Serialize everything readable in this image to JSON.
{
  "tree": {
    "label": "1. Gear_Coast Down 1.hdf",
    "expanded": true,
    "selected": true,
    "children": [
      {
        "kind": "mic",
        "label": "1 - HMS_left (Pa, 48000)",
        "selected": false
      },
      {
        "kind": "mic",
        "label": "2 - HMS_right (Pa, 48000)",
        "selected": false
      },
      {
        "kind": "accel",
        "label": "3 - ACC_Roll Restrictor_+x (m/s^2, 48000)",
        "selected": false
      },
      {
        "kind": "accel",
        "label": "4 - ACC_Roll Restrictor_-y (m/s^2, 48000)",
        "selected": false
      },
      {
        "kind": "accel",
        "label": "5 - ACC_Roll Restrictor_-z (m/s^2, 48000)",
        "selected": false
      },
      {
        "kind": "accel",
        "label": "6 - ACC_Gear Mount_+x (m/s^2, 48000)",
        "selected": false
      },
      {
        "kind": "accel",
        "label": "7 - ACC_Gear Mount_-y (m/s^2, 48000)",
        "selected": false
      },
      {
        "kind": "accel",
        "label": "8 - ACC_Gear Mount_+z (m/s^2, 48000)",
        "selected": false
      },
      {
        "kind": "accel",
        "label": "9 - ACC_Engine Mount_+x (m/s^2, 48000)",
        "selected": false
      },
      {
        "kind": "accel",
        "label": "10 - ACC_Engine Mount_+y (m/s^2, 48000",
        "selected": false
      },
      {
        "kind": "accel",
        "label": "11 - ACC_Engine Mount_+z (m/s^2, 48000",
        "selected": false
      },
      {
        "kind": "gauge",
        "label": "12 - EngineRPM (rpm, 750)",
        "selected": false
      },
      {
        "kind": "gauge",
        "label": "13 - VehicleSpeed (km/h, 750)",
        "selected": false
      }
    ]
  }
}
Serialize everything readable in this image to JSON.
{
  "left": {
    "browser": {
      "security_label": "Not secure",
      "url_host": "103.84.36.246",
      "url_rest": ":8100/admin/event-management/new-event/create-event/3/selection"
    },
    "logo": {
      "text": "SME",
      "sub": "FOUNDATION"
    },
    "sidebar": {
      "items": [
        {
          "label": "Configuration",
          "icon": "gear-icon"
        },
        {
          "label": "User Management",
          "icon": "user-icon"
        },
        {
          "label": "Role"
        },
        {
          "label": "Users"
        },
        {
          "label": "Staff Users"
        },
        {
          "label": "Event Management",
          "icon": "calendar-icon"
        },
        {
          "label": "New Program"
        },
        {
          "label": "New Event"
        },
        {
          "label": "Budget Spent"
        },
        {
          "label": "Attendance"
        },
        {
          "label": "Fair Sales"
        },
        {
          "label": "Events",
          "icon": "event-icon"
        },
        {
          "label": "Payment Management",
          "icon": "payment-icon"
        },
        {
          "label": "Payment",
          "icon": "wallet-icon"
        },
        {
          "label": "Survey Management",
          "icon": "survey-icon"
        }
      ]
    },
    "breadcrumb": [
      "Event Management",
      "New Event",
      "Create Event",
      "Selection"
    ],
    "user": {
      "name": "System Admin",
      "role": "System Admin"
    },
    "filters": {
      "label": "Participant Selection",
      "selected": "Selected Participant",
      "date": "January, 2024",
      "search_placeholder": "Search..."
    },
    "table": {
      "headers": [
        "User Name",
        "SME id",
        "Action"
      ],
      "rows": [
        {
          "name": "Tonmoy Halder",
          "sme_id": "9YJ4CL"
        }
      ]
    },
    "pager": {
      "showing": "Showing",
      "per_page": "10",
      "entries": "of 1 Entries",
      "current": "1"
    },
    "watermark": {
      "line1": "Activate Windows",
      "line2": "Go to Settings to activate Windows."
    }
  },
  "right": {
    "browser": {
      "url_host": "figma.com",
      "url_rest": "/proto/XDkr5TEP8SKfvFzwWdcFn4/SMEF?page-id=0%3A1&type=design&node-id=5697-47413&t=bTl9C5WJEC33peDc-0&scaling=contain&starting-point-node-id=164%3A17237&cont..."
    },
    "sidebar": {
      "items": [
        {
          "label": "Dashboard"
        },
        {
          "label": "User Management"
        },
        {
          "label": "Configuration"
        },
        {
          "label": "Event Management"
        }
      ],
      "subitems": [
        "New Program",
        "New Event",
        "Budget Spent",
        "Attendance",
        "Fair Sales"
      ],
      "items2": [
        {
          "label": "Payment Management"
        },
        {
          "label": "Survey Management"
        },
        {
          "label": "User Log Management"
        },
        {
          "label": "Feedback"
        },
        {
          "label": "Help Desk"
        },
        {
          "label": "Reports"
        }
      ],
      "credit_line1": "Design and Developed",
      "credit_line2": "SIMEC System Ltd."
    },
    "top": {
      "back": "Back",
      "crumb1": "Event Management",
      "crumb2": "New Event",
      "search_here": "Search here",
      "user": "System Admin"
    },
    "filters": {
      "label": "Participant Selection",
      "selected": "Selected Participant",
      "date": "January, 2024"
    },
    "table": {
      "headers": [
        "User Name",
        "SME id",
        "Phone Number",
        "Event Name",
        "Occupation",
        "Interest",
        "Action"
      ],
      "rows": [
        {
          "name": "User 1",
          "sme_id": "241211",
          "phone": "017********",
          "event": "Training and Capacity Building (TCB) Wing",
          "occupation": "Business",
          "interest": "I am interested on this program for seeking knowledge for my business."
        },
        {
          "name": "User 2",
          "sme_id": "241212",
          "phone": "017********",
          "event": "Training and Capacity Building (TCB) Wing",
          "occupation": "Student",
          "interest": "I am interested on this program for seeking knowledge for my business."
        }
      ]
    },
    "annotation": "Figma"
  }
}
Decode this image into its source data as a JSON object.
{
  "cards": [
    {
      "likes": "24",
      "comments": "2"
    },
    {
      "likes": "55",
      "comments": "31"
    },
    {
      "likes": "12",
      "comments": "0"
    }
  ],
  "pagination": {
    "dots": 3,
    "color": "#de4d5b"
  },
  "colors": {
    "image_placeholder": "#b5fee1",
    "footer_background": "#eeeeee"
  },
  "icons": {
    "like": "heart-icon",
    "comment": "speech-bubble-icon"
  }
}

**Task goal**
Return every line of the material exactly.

**Result of this exercise**
Serialize everything readable in this image to JSON.
{
  "tree": {
    "label": "1. Gear_Coast Down 1.hdf",
    "expanded": true,
    "selected": true,
    "children": [
      {
        "kind": "mic",
        "label": "1 - HMS_left (Pa, 48000)",
        "selected": false
      },
      {
        "kind": "mic",
        "label": "2 - HMS_right (Pa, 48000)",
        "selected": false
      },
      {
        "kind": "accel",
        "label": "3 - ACC_Roll Restrictor_+x (m/s^2, 48000)",
        "selected": false
      },
      {
        "kind": "accel",
        "label": "4 - ACC_Roll Restrictor_-y (m/s^2, 48000)",
        "selected": false
      },
      {
        "kind": "accel",
        "label": "5 - ACC_Roll Restrictor_-z (m/s^2, 48000)",
        "selected": false
      },
      {
        "kind": "accel",
        "label": "6 - ACC_Gear Mount_+x (m/s^2, 48000)",
        "selected": false
      },
      {
        "kind": "accel",
        "label": "7 - ACC_Gear Mount_-y (m/s^2, 48000)",
        "selected": false
      },
      {
        "kind": "accel",
        "label": "8 - ACC_Gear Mount_+z (m/s^2, 48000)",
        "selected": false
      },
      {
        "kind": "accel",
        "label": "9 - ACC_Engine Mount_+x (m/s^2, 48000)",
        "selected": false
      },
      {
        "kind": "accel",
        "label": "10 - ACC_Engine Mount_+y (m/s^2, 48000",
        "selected": false
      },
      {
        "kind": "accel",
        "label": "11 - ACC_Engine Mount_+z (m/s^2, 48000",
        "selected": false
      },
      {
        "kind": "gauge",
        "label": "12 - EngineRPM (rpm, 750)",
        "selected": false
      },
      {
        "kind": "gauge",
        "label": "13 - VehicleSpeed (km/h, 750)",
        "selected": false
      }
    ]
  }
}
Serialize everything readable in this image to JSON.
{
  "left": {
    "browser": {
      "security_label": "Not secure",
      "url_host": "103.84.36.246",
      "url_rest": ":8100/admin/event-management/new-event/create-event/3/selection"
    },
    "logo": {
      "text": "SME",
      "sub": "FOUNDATION"
    },
    "sidebar": {
      "items": [
        {
          "label": "Configuration",
          "icon": "gear-icon"
        },
        {
          "label": "User Management",
          "icon": "user-icon"
        },
        {
          "label": "Role"
        },
        {
          "label": "Users"
        },
        {
          "label": "Staff Users"
        },
        {
          "label": "Event Management",
          "icon": "calendar-icon"
        },
        {
          "label": "New Program"
        },
        {
          "label": "New Event"
        },
        {
          "label": "Budget Spent"
        },
        {
          "label": "Attendance"
        },
        {
          "label": "Fair Sales"
        },
        {
          "label": "Events",
          "icon": "event-icon"
        },
        {
          "label": "Payment Management",
          "icon": "payment-icon"
        },
        {
          "label": "Payment",
          "icon": "wallet-icon"
        },
        {
          "label": "Survey Management",
          "icon": "survey-icon"
        }
      ]
    },
    "breadcrumb": [
      "Event Management",
      "New Event",
      "Create Event",
      "Selection"
    ],
    "user": {
      "name": "System Admin",
      "role": "System Admin"
    },
    "filters": {
      "label": "Participant Selection",
      "selected": "Selected Participant",
      "date": "January, 2024",
      "search_placeholder": "Search..."
    },
    "table": {
      "headers": [
        "User Name",
        "SME id",
        "Action"
      ],
      "rows": [
        {
          "name": "Tonmoy Halder",
          "sme_id": "9YJ4CL"
        }
      ]
    },
    "pager": {
      "showing": "Showing",
      "per_page": "10",
      "entries": "of 1 Entries",
      "current": "1"
    },
    "watermark": {
      "line1": "Activate Windows",
      "line2": "Go to Settings to activate Windows."
    }
  },
  "right": {
    "browser": {
      "url_host": "figma.com",
      "url_rest": "/proto/XDkr5TEP8SKfvFzwWdcFn4/SMEF?page-id=0%3A1&type=design&node-id=5697-47413&t=bTl9C5WJEC33peDc-0&scaling=contain&starting-point-node-id=164%3A17237&cont..."
    },
    "sidebar": {
      "items": [
        {
          "label": "Dashboard"
        },
        {
          "label": "User Management"
        },
        {
          "label": "Configuration"
        },
        {
          "label": "Event Management"
        }
      ],
      "subitems": [
        "New Program",
        "New Event",
        "Budget Spent",
        "Attendance",
        "Fair Sales"
      ],
      "items2": [
        {
          "label": "Payment Management"
        },
        {
          "label": "Survey Management"
        },
        {
          "label": "User Log Management"
        },
        {
          "label": "Feedback"
        },
        {
          "label": "Help Desk"
        },
        {
          "label": "Reports"
        }
      ],
      "credit_line1": "Design and Developed",
      "credit_line2": "SIMEC System Ltd."
    },
    "top": {
      "back": "Back",
      "crumb1": "Event Management",
      "crumb2": "New Event",
      "search_here": "Search here",
      "user": "System Admin"
    },
    "filters": {
      "label": "Participant Selection",
      "selected": "Selected Participant",
      "date": "January, 2024"
    },
    "table": {
      "headers": [
        "User Name",
        "SME id",
        "Phone Number",
        "Event Name",
        "Occupation",
        "Interest",
        "Action"
      ],
      "rows": [
        {
          "name": "User 1",
          "sme_id": "241211",
          "phone": "017********",
          "event": "Training and Capacity Building (TCB) Wing",
          "occupation": "Business",
          "interest": "I am interested on this program for seeking knowledge for my business."
        },
        {
          "name": "User 2",
          "sme_id": "241212",
          "phone": "017********",
          "event": "Training and Capacity Building (TCB) Wing",
          "occupation": "Student",
          "interest": "I am interested on this program for seeking knowledge for my business."
        }
      ]
    },
    "annotation": "Figma"
  }
}
Decode this image into its source data as a JSON object.
{
  "cards": [
    {
      "likes": "24",
      "comments": "2"
    },
    {
      "likes": "55",
      "comments": "31"
    },
    {
      "likes": "12",
      "comments": "0"
    }
  ],
  "pagination": {
    "dots": 3,
    "color": "#de4d5b"
  },
  "colors": {
    "image_placeholder": "#b5fee1",
    "footer_background": "#eeeeee"
  },
  "icons": {
    "like": "heart-icon",
    "comment": "speech-bubble-icon"
  }
}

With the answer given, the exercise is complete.